Well, a fairly significant milestone birthday has come and gone in the last few days and I find myself having arrived inside the gates of pensionerdom, as I like it call it. Admittedly, it was a much more pleasant prospect from the sun-drenched mountains and hiking trails of Gran Canaria than it is now back in cold, rainy, storm-torn England and so plans are afoot to get back to doing a bit more travelling in 2024.
For starters, the men’s four majors are all back on my agenda for this season, working for Sirius XM. Last time that happened was 2019 – it seems a million miles away – and the landscape of the men’s professional game has changed unbelievably in that time. That segment of the sport will surely have to work very hard indeed to win back all the fans sickened by the relentless display of greed and entitlement. Hopefully, things will settle down eventually.
First up is, of course, the Masters, the only one of the majors played at the same venue each year. That’s psychologically challenging for the players as the minute they set foot back on the grounds all the old memories, good and bad, coming rushing back, often unbidden. It’s why the police run reconstructions of crimes, sometimes long after the event. Why, last week I revisited some hiking trails from last year and during the walk was even able to recall meeting other hikers at certain points, our conversations and where we might come across a good viewing spot for a lunchtime break. The human brain is just amazing.
Anyway, this is one of the challenges facing one of the blog’s favourites, Rory McIlroy, every time he pitches up at the first major of the year. Back in 2011 he had a four-shot lead going into the final round and appeared to be on the cusp of his first major title. A dodgy, nervy front nine saw his lead reduced to a single shot and his total meltdown started on the 10th tee with a wild tee shot miles left. I’m pretty sure that particular gremlin is there to meet him every year – and will be until the day he manages to make room in his wardrobe for a green jacket.
Coupled with that is that this is the one major the Irishman needs to complete the full set and so become only the sixth player in history to complete the career grand slam. No pressure there then.
The second of the four majors is the PGA Championship, back once again in Louisville, Kentucky at Valhalla Golf Club. Last time I was there the club and city proved incomparable hosts to all the visiting European media and fans for the 2008 Ryder Cup. They collectively produced a faultless tournament – unlike the European team, so poorly led by Nick Faldo. Best to draw a veil over that, methinks.
The US Open is back at Pinehurst in North Carolina, a golfing mecca, and America’s equivalent of St Andrews, if you like. It’s where the sister had her first overseas golf assignment as a writer and where she met her husband and so many soon-to-become longstanding friends within the golf industry. Many, many happy memories abound and therefore it was no surprise when she bit my hand off upon being asked would she like to come with me. Hmm, we might even have to extend that trip a little longer than just the working week.

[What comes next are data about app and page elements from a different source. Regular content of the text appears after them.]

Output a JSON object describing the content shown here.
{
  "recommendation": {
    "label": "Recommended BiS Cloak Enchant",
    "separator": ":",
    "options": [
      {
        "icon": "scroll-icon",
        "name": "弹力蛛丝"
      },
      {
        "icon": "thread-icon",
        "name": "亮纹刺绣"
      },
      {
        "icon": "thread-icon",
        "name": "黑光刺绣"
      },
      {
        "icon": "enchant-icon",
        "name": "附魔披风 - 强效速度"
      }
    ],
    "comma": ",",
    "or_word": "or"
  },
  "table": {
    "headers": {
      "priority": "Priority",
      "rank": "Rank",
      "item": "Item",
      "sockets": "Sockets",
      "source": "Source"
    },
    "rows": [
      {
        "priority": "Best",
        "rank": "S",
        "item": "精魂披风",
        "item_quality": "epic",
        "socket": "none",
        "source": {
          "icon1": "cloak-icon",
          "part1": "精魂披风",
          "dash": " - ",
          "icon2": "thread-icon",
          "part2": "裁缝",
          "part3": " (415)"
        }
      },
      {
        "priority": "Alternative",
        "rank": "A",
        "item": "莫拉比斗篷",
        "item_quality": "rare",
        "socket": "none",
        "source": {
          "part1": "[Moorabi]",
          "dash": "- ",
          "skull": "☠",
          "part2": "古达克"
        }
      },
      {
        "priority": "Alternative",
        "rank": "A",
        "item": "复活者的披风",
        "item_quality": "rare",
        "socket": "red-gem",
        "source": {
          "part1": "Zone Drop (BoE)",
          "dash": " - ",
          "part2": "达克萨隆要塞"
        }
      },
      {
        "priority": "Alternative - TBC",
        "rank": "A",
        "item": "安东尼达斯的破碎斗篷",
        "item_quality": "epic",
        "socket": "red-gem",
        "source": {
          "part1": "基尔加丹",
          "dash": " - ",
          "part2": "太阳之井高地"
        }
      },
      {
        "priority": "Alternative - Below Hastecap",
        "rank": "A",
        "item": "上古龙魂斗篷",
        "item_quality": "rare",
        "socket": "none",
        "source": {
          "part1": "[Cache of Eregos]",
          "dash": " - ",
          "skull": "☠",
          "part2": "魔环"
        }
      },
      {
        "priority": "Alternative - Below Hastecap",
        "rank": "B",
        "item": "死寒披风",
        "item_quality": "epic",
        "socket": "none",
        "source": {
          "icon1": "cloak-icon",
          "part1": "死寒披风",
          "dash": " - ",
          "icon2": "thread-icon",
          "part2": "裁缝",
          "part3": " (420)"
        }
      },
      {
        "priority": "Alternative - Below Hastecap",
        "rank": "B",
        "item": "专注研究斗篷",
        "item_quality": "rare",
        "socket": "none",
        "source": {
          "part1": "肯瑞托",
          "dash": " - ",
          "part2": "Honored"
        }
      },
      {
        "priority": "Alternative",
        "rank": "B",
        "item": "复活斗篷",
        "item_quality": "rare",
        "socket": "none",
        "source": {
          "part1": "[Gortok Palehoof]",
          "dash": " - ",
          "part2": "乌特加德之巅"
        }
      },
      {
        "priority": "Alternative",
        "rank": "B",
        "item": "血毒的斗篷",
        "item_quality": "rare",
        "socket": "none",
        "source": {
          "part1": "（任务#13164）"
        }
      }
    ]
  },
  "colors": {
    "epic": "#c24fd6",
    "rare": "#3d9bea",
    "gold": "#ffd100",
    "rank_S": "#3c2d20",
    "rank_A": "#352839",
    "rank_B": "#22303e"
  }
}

Would be rude not to.And then there’s the Open, back at Royal Troon, a really familiar stomping ground for all women amateurs with the renowned Helen Holm tournament being played there every year over the Portland and Old courses. It was also the scene, one year, of me taking thirteen blows at the famous 123-yard 8th hole, the Postage Stamp, in said Helen Holm.
It was one of those days you could hardly stand up in and I shot +11 on the final day, dropping ten of my shots at that brilliantly designed little terror. [NB +1 for 17 holes on a tough, tough day – ed.] Mum was caddying for me that day and was embarrassed at the hash I was making as I criss-crossed the green visiting several bunkers. Her admonishment to me to “pick the ball up and come on out of that. You’re holding up the whole course” put her in real peril.
It was only because I was several feet below ground in a bunker and couldn’t reach her that I didn’t throttle her.Not surprisingly, there was not much chat from there to the clubhouse but over the years that tale became part of the family golf lore and many a laugh we’ve all enjoyed – at my expense, of course!
Finally, already in the diary with accommodation booked and anticipation rising is a trip to attend this year’s Curtis Cup at the end of August at the delightful Sunningdale Golf Club in Ascot. It’s a great contest between the best female amateurs of Great Britain & Ireland and those of the United States and for the first time in the history of the game one of the teams has a professional golfer as captain.
Catriona Matthew, twice a winning Solheim Cup captain, is taking charge – a wonderful move, in my opinion. I was never a fan of limiting that sort of role to amateurs alone, thus cutting yourself off from a wealth of experience and information residing in those who play for a living. We are all golfers, after all – it’s irrelevant to me if you’re amateur or professional. Just get the best for the job – which is exactly what’s happening here.
The match is always a wonderful week, affording us a glimpse of future world beaters and allowing us to wander the fairways (yes, really!) following the matches, renewing acquaintances and friendships made decades past. This is sport at its finest – no monetary or financial gain. There’s simply the pride and pleasure of representing your country. It’s refreshing and uplifting and if men’s professional golf throughout the year hasn’t wised up, it’ll be akin to coming across an oasis in the desert.
It’ll also be the best week of my year.